▶ [Required work]
Read the data, and whenever a line holds the word "screen", report that line.

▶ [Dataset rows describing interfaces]

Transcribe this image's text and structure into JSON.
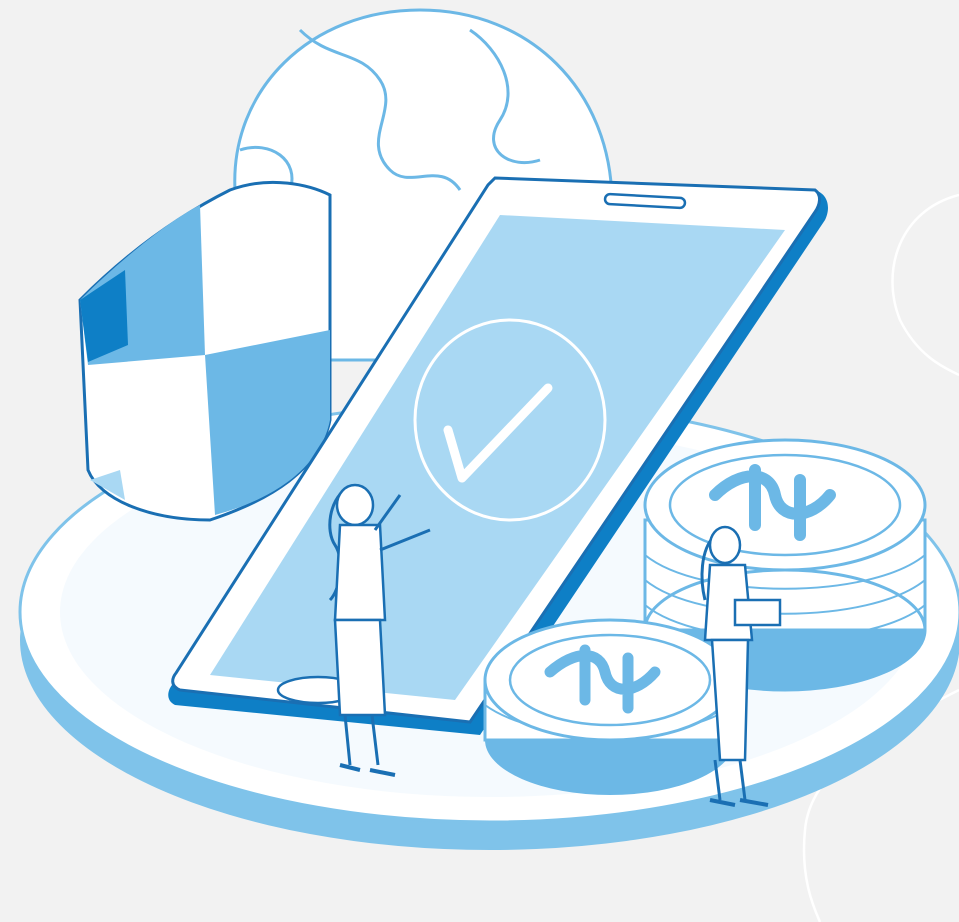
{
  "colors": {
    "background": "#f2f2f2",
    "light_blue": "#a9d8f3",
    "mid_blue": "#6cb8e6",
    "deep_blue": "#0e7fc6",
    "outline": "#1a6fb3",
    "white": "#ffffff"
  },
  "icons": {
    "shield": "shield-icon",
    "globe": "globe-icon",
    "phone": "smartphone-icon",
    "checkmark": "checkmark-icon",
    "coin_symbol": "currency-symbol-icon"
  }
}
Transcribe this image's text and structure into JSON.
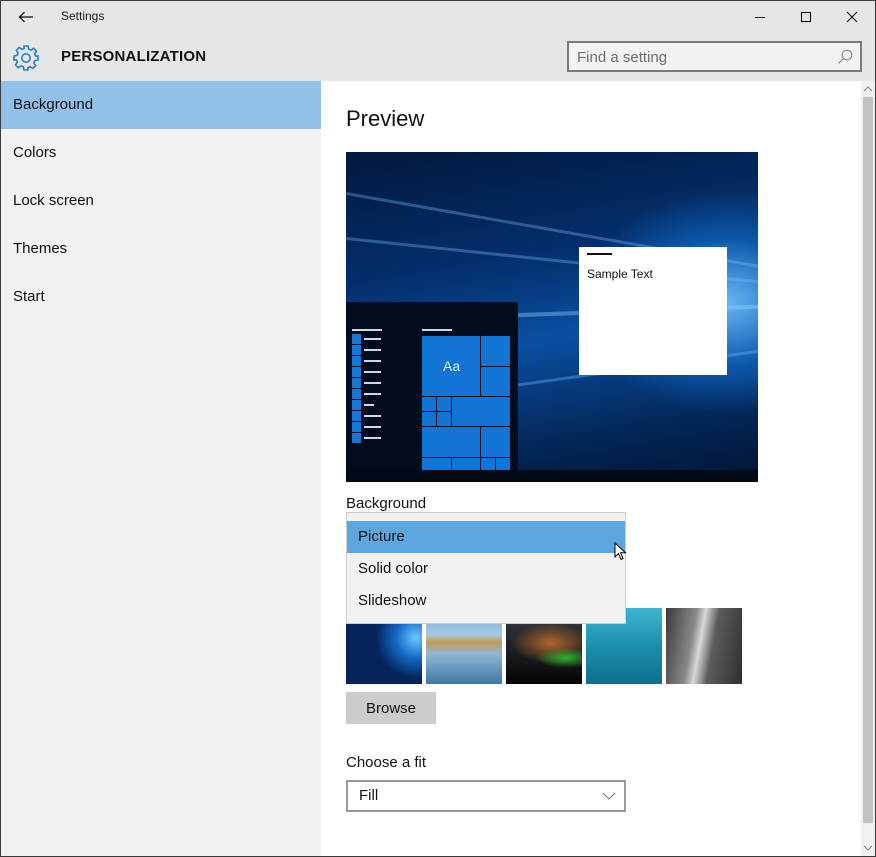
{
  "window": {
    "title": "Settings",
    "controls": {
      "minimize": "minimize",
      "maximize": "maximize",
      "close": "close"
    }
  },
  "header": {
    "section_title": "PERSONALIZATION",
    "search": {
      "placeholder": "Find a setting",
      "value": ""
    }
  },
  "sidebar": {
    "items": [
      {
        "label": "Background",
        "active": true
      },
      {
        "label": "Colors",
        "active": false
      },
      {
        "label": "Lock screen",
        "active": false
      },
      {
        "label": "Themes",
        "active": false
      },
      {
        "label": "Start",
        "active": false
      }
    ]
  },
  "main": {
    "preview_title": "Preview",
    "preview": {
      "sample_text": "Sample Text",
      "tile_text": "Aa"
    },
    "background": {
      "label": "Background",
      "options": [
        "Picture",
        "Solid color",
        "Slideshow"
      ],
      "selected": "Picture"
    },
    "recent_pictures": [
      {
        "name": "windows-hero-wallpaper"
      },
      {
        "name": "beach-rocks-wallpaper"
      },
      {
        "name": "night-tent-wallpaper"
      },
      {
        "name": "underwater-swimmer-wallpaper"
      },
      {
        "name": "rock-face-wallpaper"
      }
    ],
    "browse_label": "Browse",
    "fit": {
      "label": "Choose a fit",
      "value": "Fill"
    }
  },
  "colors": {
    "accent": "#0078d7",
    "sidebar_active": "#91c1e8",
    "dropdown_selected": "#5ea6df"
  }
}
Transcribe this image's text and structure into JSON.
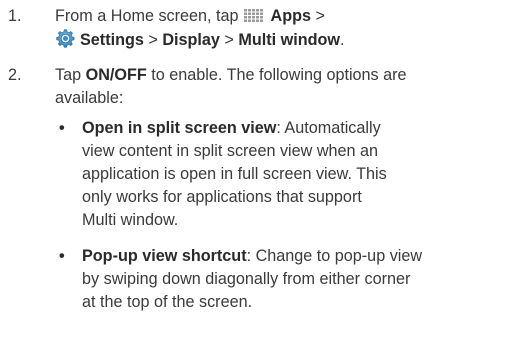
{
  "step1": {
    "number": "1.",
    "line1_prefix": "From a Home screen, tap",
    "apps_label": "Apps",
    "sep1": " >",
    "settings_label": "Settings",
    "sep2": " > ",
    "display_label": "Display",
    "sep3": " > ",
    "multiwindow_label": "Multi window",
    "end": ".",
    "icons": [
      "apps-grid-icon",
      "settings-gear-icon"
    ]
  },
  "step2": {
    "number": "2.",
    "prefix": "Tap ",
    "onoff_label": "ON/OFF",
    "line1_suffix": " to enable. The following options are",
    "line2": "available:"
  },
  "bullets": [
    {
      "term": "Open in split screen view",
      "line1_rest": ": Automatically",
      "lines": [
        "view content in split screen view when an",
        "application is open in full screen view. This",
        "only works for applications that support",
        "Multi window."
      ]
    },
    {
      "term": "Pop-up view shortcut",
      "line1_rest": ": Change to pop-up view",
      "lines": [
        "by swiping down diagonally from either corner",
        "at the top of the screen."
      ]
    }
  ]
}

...

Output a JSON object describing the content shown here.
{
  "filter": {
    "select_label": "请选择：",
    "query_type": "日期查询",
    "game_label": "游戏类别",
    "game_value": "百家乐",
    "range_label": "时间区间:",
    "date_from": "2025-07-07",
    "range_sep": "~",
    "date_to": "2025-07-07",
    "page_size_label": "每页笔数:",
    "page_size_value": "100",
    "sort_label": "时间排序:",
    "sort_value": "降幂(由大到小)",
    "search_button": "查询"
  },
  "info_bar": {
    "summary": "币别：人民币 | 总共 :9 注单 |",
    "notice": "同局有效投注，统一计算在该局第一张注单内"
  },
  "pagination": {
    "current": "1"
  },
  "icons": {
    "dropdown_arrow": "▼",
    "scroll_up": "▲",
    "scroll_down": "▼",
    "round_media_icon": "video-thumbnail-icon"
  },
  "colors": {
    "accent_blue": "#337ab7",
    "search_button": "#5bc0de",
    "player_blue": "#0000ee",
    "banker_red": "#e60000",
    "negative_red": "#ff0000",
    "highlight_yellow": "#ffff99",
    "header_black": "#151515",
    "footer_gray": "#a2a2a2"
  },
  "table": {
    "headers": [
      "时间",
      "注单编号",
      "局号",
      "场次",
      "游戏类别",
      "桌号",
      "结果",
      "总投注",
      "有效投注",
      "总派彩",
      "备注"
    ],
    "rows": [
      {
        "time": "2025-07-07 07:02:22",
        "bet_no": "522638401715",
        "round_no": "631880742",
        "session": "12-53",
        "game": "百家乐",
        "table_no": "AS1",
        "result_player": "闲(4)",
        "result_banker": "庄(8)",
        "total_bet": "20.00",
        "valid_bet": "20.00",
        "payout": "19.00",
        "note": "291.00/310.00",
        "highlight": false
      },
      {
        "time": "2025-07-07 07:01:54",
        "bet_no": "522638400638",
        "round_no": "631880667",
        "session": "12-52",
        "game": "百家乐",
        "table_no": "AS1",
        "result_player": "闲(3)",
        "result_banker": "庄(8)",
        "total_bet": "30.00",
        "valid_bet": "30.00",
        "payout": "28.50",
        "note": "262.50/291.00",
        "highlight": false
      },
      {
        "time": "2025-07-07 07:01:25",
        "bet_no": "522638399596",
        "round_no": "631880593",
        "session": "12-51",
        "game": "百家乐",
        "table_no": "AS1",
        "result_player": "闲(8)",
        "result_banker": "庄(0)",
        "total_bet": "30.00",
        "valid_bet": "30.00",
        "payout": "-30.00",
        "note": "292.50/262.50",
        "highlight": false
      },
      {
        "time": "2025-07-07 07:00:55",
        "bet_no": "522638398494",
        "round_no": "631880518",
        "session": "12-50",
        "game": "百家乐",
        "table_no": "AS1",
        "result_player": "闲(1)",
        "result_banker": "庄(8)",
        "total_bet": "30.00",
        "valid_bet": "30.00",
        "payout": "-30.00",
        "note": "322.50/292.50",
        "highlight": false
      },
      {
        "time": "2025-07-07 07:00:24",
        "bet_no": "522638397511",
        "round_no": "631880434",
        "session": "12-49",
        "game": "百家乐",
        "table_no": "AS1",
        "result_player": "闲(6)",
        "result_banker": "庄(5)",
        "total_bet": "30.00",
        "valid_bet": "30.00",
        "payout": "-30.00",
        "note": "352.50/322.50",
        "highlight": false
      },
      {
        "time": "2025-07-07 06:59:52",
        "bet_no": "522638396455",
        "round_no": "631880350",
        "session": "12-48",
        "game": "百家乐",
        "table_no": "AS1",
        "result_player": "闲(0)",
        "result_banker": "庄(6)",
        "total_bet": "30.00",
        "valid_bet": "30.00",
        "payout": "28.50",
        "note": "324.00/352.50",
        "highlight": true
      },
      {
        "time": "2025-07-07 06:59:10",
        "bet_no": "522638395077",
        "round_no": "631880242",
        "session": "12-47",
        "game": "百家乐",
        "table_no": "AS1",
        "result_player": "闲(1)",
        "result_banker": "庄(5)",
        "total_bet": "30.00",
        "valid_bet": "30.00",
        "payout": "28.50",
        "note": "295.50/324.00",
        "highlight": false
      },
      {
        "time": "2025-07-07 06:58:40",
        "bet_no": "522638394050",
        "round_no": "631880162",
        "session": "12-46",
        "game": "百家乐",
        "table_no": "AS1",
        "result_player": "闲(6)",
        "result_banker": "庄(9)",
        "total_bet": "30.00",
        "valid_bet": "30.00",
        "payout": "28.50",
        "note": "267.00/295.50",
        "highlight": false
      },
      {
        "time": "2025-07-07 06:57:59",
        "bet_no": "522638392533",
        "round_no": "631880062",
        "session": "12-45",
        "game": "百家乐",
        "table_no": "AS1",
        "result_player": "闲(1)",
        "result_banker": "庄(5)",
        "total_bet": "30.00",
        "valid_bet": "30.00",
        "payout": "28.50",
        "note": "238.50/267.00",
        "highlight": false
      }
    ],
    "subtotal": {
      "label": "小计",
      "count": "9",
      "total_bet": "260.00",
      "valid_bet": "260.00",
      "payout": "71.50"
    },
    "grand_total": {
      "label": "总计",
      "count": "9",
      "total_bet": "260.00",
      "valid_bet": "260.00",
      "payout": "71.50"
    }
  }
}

▶ [Written response]
        "label": "Lock screen",
    "line1_prefix": "From a Home screen, tap",
      "term": "Open in split screen view",
        "view content in split screen view when an",
        "application is open in full screen view. This",
        "at the top of the screen."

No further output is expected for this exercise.